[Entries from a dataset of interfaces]
....................

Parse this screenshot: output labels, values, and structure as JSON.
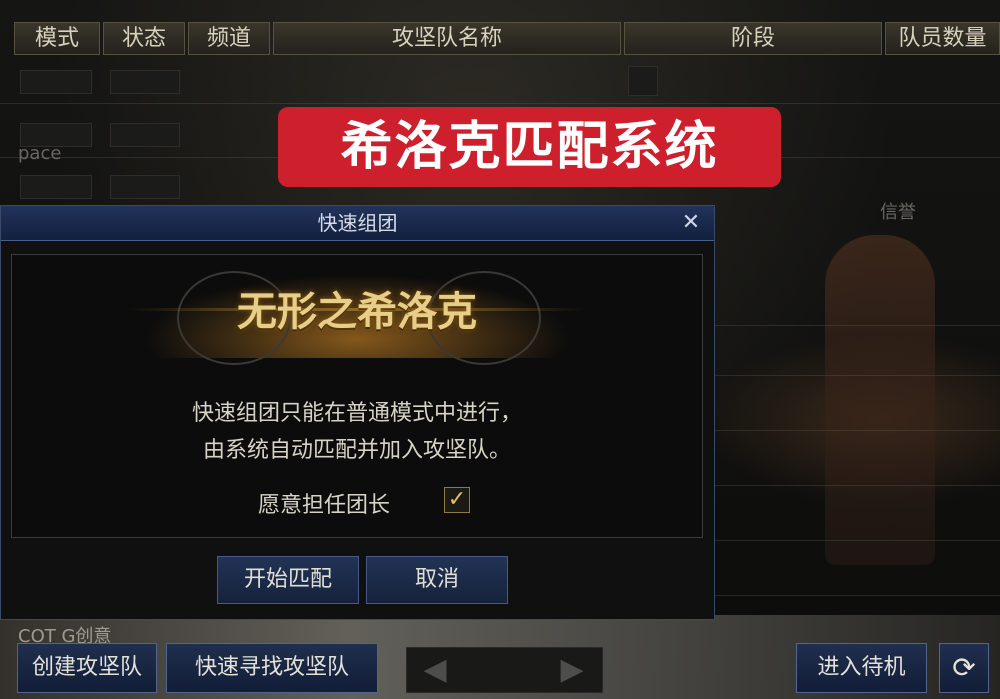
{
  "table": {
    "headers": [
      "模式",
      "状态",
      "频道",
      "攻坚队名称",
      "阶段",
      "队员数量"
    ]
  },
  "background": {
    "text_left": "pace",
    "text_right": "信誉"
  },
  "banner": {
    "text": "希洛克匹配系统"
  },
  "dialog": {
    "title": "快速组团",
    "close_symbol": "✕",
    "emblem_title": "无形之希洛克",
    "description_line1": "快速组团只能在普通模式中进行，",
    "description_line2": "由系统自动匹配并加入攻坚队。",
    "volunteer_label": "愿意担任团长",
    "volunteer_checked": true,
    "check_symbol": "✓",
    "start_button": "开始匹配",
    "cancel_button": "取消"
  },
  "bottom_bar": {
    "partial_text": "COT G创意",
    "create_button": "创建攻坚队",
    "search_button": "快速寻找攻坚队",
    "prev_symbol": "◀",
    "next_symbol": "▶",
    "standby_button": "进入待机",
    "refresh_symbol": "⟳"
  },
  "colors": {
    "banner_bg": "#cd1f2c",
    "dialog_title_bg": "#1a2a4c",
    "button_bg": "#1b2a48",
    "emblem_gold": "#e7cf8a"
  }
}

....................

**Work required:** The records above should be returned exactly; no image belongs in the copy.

**Problem solution:**
Parse this screenshot: output labels, values, and structure as JSON.
{
  "table": {
    "headers": [
      "模式",
      "状态",
      "频道",
      "攻坚队名称",
      "阶段",
      "队员数量"
    ]
  },
  "background": {
    "text_left": "pace",
    "text_right": "信誉"
  },
  "banner": {
    "text": "希洛克匹配系统"
  },
  "dialog": {
    "title": "快速组团",
    "close_symbol": "✕",
    "emblem_title": "无形之希洛克",
    "description_line1": "快速组团只能在普通模式中进行，",
    "description_line2": "由系统自动匹配并加入攻坚队。",
    "volunteer_label": "愿意担任团长",
    "volunteer_checked": true,
    "check_symbol": "✓",
    "start_button": "开始匹配",
    "cancel_button": "取消"
  },
  "bottom_bar": {
    "partial_text": "COT G创意",
    "create_button": "创建攻坚队",
    "search_button": "快速寻找攻坚队",
    "prev_symbol": "◀",
    "next_symbol": "▶",
    "standby_button": "进入待机",
    "refresh_symbol": "⟳"
  },
  "colors": {
    "banner_bg": "#cd1f2c",
    "dialog_title_bg": "#1a2a4c",
    "button_bg": "#1b2a48",
    "emblem_gold": "#e7cf8a"
  }
}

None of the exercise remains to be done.